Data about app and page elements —
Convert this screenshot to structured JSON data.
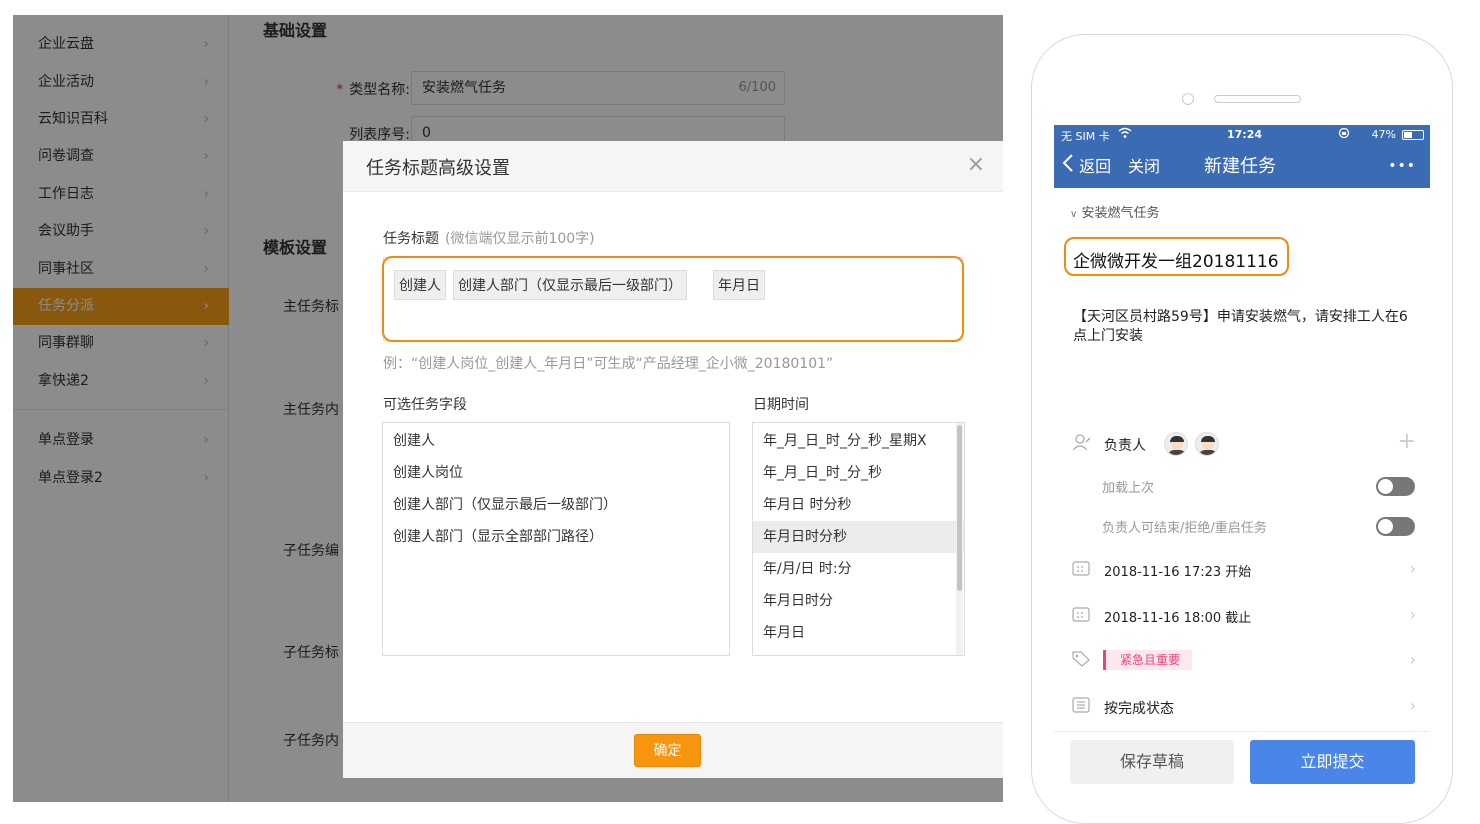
{
  "sidebar": {
    "items": [
      {
        "label": "企业云盘"
      },
      {
        "label": "企业活动"
      },
      {
        "label": "云知识百科"
      },
      {
        "label": "问卷调查"
      },
      {
        "label": "工作日志"
      },
      {
        "label": "会议助手"
      },
      {
        "label": "同事社区"
      },
      {
        "label": "任务分派"
      },
      {
        "label": "同事群聊"
      },
      {
        "label": "拿快递2"
      },
      {
        "label": "单点登录"
      },
      {
        "label": "单点登录2"
      }
    ],
    "active_index": 7,
    "chevron": "›"
  },
  "content": {
    "basic_title": "基础设置",
    "type_name_label": "类型名称:",
    "required_mark": "*",
    "type_name_value": "安装燃气任务",
    "type_name_count": "6/100",
    "order_label": "列表序号:",
    "order_value": "0",
    "template_title": "模板设置",
    "row_labels": [
      "主任务标",
      "主任务内",
      "子任务编",
      "子任务标",
      "子任务内"
    ]
  },
  "modal": {
    "title": "任务标题高级设置",
    "close_icon": "×",
    "task_title_label": "任务标题",
    "task_title_hint": "(微信端仅显示前100字)",
    "tokens": [
      "创建人",
      "创建人部门（仅显示最后一级部门）",
      "年月日"
    ],
    "example": "例：“创建人岗位_创建人_年月日”可生成“产品经理_企小微_20180101”",
    "fields_label": "可选任务字段",
    "fields": [
      "创建人",
      "创建人岗位",
      "创建人部门（仅显示最后一级部门）",
      "创建人部门（显示全部部门路径）"
    ],
    "datetime_label": "日期时间",
    "datetime_options": [
      "年_月_日_时_分_秒_星期X",
      "年_月_日_时_分_秒",
      "年月日 时分秒",
      "年月日时分秒",
      "年/月/日 时:分",
      "年月日时分",
      "年月日"
    ],
    "datetime_selected_index": 3,
    "confirm_label": "确定",
    "accent_color": "#f7950f",
    "highlight_color": "#f08a13"
  },
  "phone": {
    "status": {
      "carrier": "无 SIM 卡",
      "time": "17:24",
      "battery": "47%",
      "battery_level": 0.47
    },
    "nav": {
      "back": "返回",
      "close": "关闭",
      "title": "新建任务",
      "more": "•••"
    },
    "type_label": "安装燃气任务",
    "task_title": "企微微开发一组20181116",
    "task_content": "【天河区员村路59号】申请安装燃气，请安排工人在6点上门安装",
    "owner_label": "负责人",
    "add_icon": "+",
    "load_last_label": "加载上次",
    "owner_can_label": "负责人可结束/拒绝/重启任务",
    "start_time": "2018-11-16 17:23 开始",
    "end_time": "2018-11-16 18:00 截止",
    "priority": "紧急且重要",
    "status_mode": "按完成状态",
    "draft_label": "保存草稿",
    "submit_label": "立即提交",
    "nav_color": "#3b6bb2",
    "submit_color": "#4a86e8",
    "priority_color": "#e8457a"
  }
}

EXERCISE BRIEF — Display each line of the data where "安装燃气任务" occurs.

RESPONSE AREA —
    "type_name_value": "安装燃气任务",
    "type_label": "安装燃气任务",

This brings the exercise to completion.